(Material for this exercise Opens)
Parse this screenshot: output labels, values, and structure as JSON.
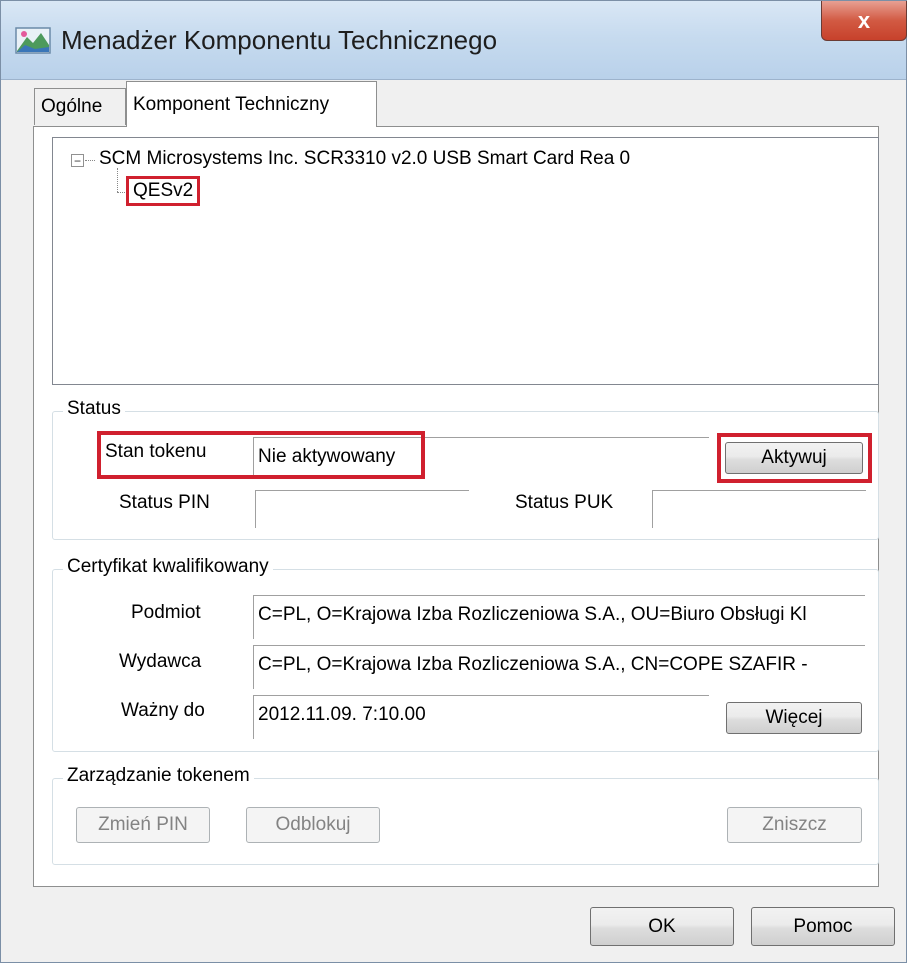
{
  "window": {
    "title": "Menadżer Komponentu Technicznego",
    "close_label": "x"
  },
  "tabs": [
    {
      "label": "Ogólne",
      "selected": false
    },
    {
      "label": "Komponent Techniczny",
      "selected": true
    }
  ],
  "tree": {
    "root": "SCM Microsystems Inc. SCR3310 v2.0 USB Smart Card Rea 0",
    "expander": "−",
    "child": "QESv2"
  },
  "status": {
    "group_title": "Status",
    "token_state_label": "Stan tokenu",
    "token_state_value": "Nie aktywowany",
    "activate_button": "Aktywuj",
    "pin_status_label": "Status PIN",
    "pin_status_value": "",
    "puk_status_label": "Status PUK",
    "puk_status_value": ""
  },
  "certificate": {
    "group_title": "Certyfikat kwalifikowany",
    "subject_label": "Podmiot",
    "subject_value": "C=PL, O=Krajowa Izba Rozliczeniowa S.A., OU=Biuro Obsługi Kl",
    "issuer_label": "Wydawca",
    "issuer_value": "C=PL, O=Krajowa Izba Rozliczeniowa S.A., CN=COPE SZAFIR -",
    "valid_to_label": "Ważny do",
    "valid_to_value": "2012.11.09. 7:10.00",
    "more_button": "Więcej"
  },
  "token_management": {
    "group_title": "Zarządzanie tokenem",
    "change_pin_button": "Zmień PIN",
    "unblock_button": "Odblokuj",
    "destroy_button": "Zniszcz"
  },
  "footer": {
    "ok_button": "OK",
    "help_button": "Pomoc"
  },
  "colors": {
    "highlight": "#d0202e",
    "titlebar": "#c7dbef",
    "close_button": "#c7412b"
  }
}
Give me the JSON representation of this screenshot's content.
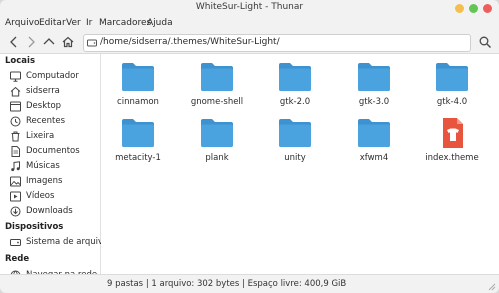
{
  "window": {
    "title": "WhiteSur-Light - Thunar"
  },
  "menu": [
    "Arquivo",
    "Editar",
    "Ver",
    "Ir",
    "Marcadores",
    "Ajuda"
  ],
  "toolbar": {
    "path": "/home/sidserra/.themes/WhiteSur-Light/"
  },
  "sidebar": {
    "locais": "Locais",
    "locais_items": [
      {
        "label": "Computador",
        "icon": "computer-icon"
      },
      {
        "label": "sidserra",
        "icon": "home-icon"
      },
      {
        "label": "Desktop",
        "icon": "desktop-icon"
      },
      {
        "label": "Recentes",
        "icon": "clock-icon"
      },
      {
        "label": "Lixeira",
        "icon": "trash-icon"
      },
      {
        "label": "Documentos",
        "icon": "document-icon"
      },
      {
        "label": "Músicas",
        "icon": "music-icon"
      },
      {
        "label": "Imagens",
        "icon": "image-icon"
      },
      {
        "label": "Vídeos",
        "icon": "video-icon"
      },
      {
        "label": "Downloads",
        "icon": "download-icon"
      }
    ],
    "dispositivos": "Dispositivos",
    "dispositivos_items": [
      {
        "label": "Sistema de arquivos",
        "icon": "drive-icon"
      }
    ],
    "rede": "Rede",
    "rede_items": [
      {
        "label": "Navegar na rede",
        "icon": "network-icon"
      }
    ]
  },
  "files": [
    {
      "name": "cinnamon",
      "type": "folder"
    },
    {
      "name": "gnome-shell",
      "type": "folder"
    },
    {
      "name": "gtk-2.0",
      "type": "folder"
    },
    {
      "name": "gtk-3.0",
      "type": "folder"
    },
    {
      "name": "gtk-4.0",
      "type": "folder"
    },
    {
      "name": "metacity-1",
      "type": "folder"
    },
    {
      "name": "plank",
      "type": "folder"
    },
    {
      "name": "unity",
      "type": "folder"
    },
    {
      "name": "xfwm4",
      "type": "folder"
    },
    {
      "name": "index.theme",
      "type": "theme-file"
    }
  ],
  "status": "9 pastas  |  1 arquivo: 302 bytes  |  Espaço livre: 400,9 GiB",
  "colors": {
    "folder": "#4aa3df",
    "folder_tab": "#3d92cf",
    "close": "#ee5f5b",
    "minimize": "#f5bf4f",
    "maximize": "#62c554",
    "theme_file": "#e8553e"
  }
}
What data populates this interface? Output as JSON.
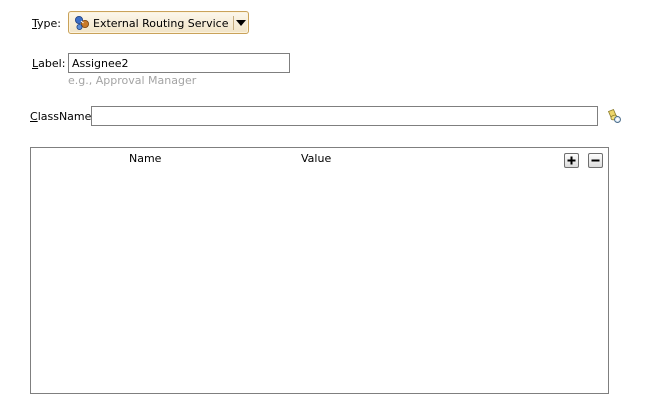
{
  "type_field": {
    "label_prefix": "",
    "label_mnemonic": "T",
    "label_rest": "ype:",
    "value": "External Routing Service",
    "icon": "external-routing-service-icon"
  },
  "label_field": {
    "label_prefix": "",
    "label_mnemonic": "L",
    "label_rest": "abel:",
    "value": "Assignee2",
    "hint": "e.g., Approval Manager"
  },
  "classname_field": {
    "label_prefix": "",
    "label_mnemonic": "C",
    "label_rest": "lassName:",
    "value": "",
    "browse_icon": "flashlight-search-icon"
  },
  "parameters_table": {
    "columns": [
      "Name",
      "Value"
    ],
    "rows": [],
    "add_icon": "plus-icon",
    "remove_icon": "minus-icon"
  },
  "colors": {
    "combo_border": "#c9a25a",
    "field_border": "#7f7f7f",
    "hint_text": "#a4a4a4"
  }
}
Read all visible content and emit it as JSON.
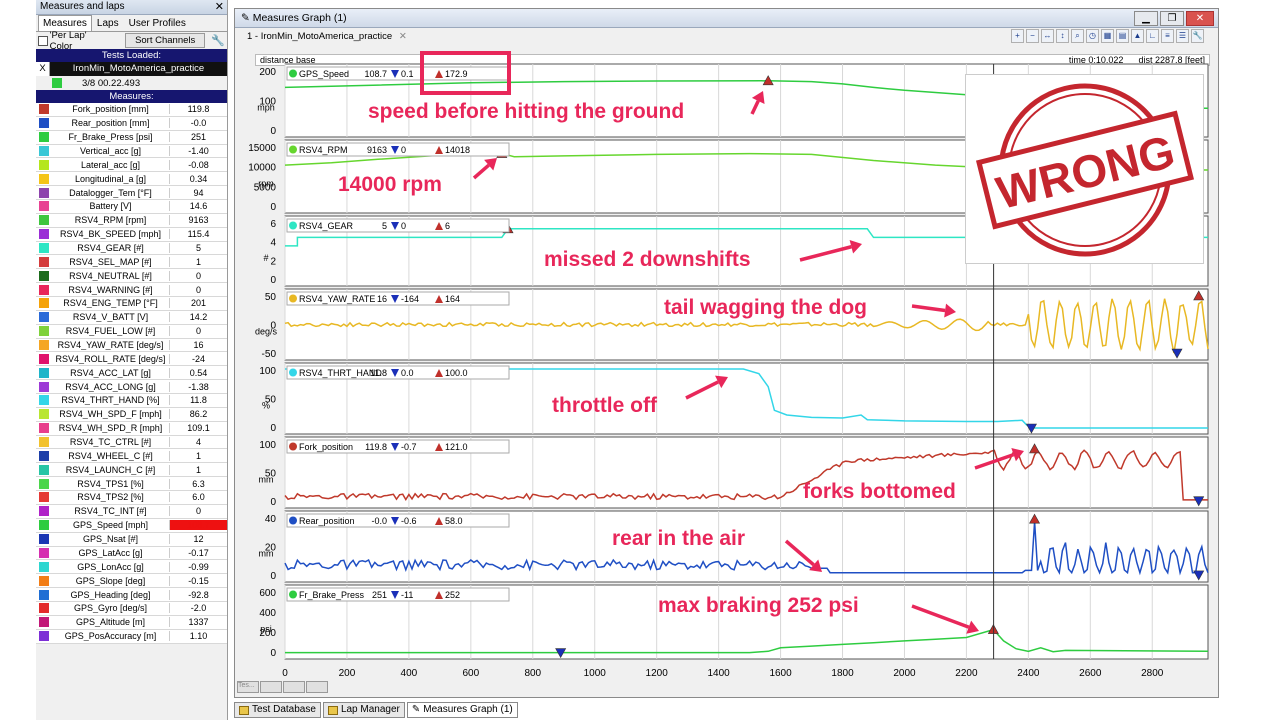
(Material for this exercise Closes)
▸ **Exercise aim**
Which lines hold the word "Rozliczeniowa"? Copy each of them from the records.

▸ **Response**
    "subject_value": "C=PL, O=Krajowa Izba Rozliczeniowa S.A., OU=Biuro Obsługi Kl",
    "issuer_value": "C=PL, O=Krajowa Izba Rozliczeniowa S.A., CN=COPE SZAFIR -",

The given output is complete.